Start of Excerpted records

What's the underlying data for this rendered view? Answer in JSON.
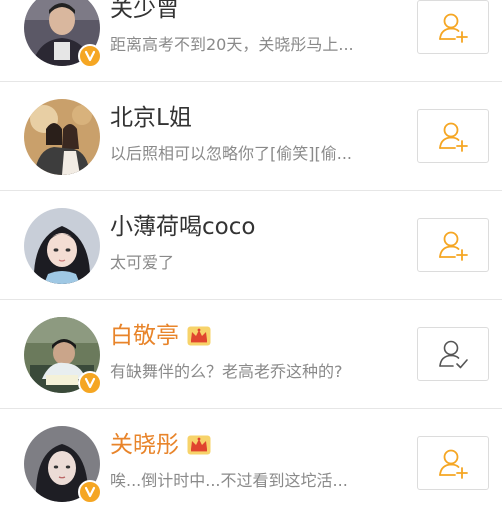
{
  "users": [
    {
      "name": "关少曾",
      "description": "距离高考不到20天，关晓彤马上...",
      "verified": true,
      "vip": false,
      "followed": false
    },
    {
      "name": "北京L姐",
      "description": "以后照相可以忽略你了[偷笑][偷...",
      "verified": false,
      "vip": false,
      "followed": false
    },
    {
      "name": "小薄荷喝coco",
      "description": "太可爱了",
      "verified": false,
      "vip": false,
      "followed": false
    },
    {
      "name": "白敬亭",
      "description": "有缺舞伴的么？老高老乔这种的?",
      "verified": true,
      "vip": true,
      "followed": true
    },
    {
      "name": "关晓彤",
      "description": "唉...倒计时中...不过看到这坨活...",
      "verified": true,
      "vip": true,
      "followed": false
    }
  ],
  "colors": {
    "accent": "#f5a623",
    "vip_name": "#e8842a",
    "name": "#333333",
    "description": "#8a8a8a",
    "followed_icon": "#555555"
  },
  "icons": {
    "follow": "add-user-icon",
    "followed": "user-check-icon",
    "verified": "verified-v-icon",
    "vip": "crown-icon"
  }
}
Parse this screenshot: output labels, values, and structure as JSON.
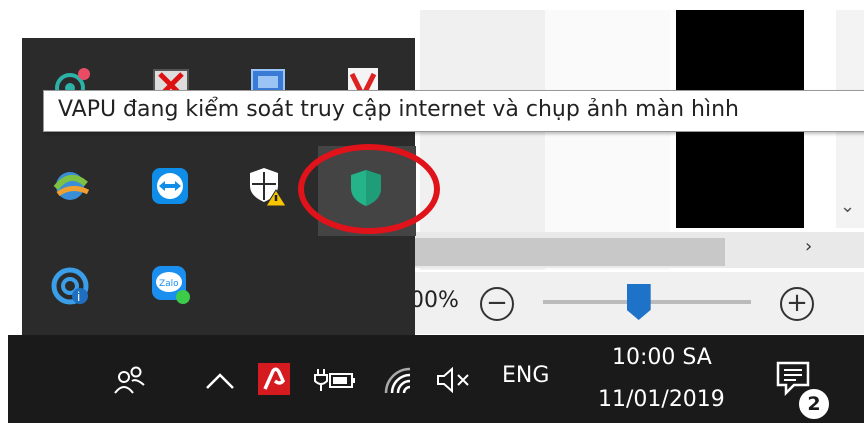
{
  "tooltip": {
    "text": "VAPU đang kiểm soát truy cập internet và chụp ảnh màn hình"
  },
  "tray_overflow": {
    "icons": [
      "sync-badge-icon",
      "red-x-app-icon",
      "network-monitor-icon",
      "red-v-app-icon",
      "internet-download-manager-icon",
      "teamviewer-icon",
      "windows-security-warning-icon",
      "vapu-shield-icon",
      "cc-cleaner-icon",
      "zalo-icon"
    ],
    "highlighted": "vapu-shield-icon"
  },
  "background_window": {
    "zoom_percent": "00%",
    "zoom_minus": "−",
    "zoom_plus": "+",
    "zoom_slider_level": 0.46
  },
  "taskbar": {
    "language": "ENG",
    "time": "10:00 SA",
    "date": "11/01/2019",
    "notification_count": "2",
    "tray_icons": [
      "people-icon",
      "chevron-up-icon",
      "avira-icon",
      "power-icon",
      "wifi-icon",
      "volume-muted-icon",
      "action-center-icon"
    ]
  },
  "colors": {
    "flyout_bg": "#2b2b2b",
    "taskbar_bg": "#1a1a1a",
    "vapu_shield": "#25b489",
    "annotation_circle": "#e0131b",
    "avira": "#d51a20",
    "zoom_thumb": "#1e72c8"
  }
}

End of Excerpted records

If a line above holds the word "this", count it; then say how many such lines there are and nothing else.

2